▸ Action item
Could you copy every record below exactly, leaving out the pictures?

[Stored items from a collection]
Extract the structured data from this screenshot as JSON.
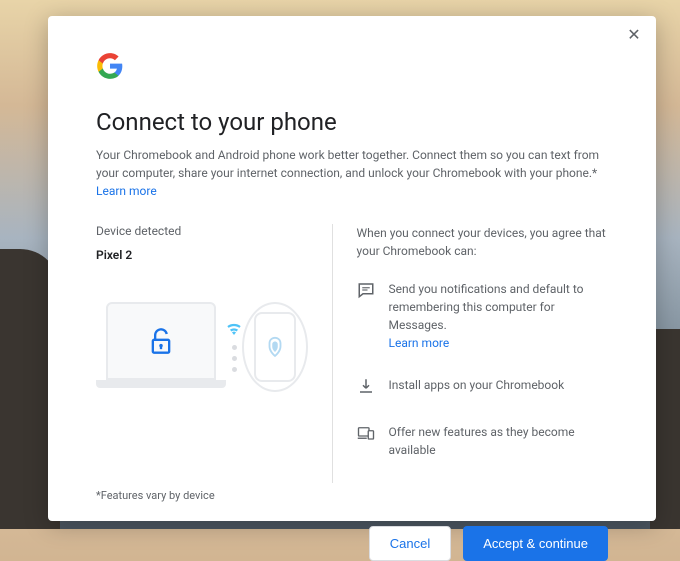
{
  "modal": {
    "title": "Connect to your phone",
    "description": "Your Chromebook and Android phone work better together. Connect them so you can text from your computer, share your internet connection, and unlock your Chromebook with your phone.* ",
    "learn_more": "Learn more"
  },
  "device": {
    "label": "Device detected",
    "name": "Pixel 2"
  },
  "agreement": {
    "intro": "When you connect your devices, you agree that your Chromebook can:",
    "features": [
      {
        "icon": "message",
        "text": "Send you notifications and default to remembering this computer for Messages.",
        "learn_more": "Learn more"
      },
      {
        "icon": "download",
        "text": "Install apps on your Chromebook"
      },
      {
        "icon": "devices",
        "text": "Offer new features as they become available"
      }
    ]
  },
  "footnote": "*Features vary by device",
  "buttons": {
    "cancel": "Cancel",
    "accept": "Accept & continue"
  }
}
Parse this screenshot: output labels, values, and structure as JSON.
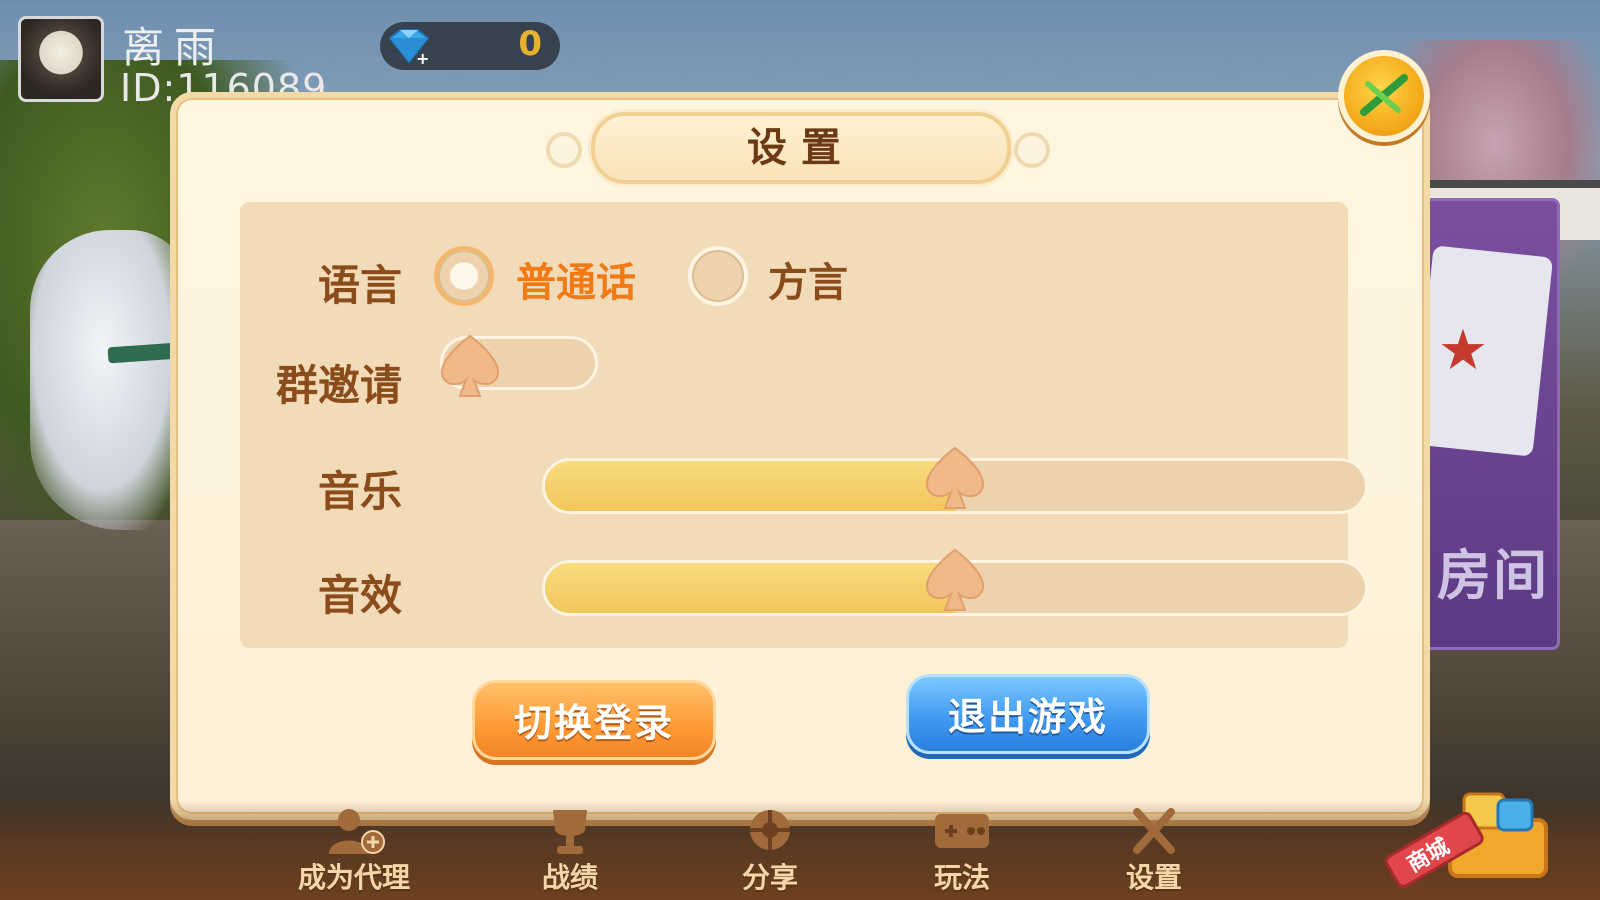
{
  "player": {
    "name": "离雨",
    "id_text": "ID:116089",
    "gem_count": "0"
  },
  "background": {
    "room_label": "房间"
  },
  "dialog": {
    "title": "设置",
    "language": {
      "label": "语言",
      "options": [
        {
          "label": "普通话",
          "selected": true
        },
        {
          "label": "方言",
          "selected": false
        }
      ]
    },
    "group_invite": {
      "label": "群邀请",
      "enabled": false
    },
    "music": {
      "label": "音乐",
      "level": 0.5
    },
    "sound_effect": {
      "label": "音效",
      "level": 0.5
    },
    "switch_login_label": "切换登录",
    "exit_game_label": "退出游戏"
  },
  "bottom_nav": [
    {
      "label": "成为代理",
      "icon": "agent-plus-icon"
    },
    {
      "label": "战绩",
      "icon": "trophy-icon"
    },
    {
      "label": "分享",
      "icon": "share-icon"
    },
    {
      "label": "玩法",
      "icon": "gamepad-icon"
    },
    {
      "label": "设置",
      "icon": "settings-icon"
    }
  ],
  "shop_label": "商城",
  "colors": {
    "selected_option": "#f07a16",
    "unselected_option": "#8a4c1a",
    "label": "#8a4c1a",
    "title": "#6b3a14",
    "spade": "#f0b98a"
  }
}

▸ Solved problem
Extract the structured data from this screenshot as JSON.
{
  "modal": {
    "title": "Connect to your phone",
    "description": "Your Chromebook and Android phone work better together. Connect them so you can text from your computer, share your internet connection, and unlock your Chromebook with your phone.* ",
    "learn_more": "Learn more"
  },
  "device": {
    "label": "Device detected",
    "name": "Pixel 2"
  },
  "agreement": {
    "intro": "When you connect your devices, you agree that your Chromebook can:",
    "features": [
      {
        "icon": "message",
        "text": "Send you notifications and default to remembering this computer for Messages.",
        "learn_more": "Learn more"
      },
      {
        "icon": "download",
        "text": "Install apps on your Chromebook"
      },
      {
        "icon": "devices",
        "text": "Offer new features as they become available"
      }
    ]
  },
  "footnote": "*Features vary by device",
  "buttons": {
    "cancel": "Cancel",
    "accept": "Accept & continue"
  }
}
Parse this screenshot: output labels, values, and structure as JSON.
{
  "player": {
    "name": "离雨",
    "id_text": "ID:116089",
    "gem_count": "0"
  },
  "background": {
    "room_label": "房间"
  },
  "dialog": {
    "title": "设置",
    "language": {
      "label": "语言",
      "options": [
        {
          "label": "普通话",
          "selected": true
        },
        {
          "label": "方言",
          "selected": false
        }
      ]
    },
    "group_invite": {
      "label": "群邀请",
      "enabled": false
    },
    "music": {
      "label": "音乐",
      "level": 0.5
    },
    "sound_effect": {
      "label": "音效",
      "level": 0.5
    },
    "switch_login_label": "切换登录",
    "exit_game_label": "退出游戏"
  },
  "bottom_nav": [
    {
      "label": "成为代理",
      "icon": "agent-plus-icon"
    },
    {
      "label": "战绩",
      "icon": "trophy-icon"
    },
    {
      "label": "分享",
      "icon": "share-icon"
    },
    {
      "label": "玩法",
      "icon": "gamepad-icon"
    },
    {
      "label": "设置",
      "icon": "settings-icon"
    }
  ],
  "shop_label": "商城",
  "colors": {
    "selected_option": "#f07a16",
    "unselected_option": "#8a4c1a",
    "label": "#8a4c1a",
    "title": "#6b3a14",
    "spade": "#f0b98a"
  }
}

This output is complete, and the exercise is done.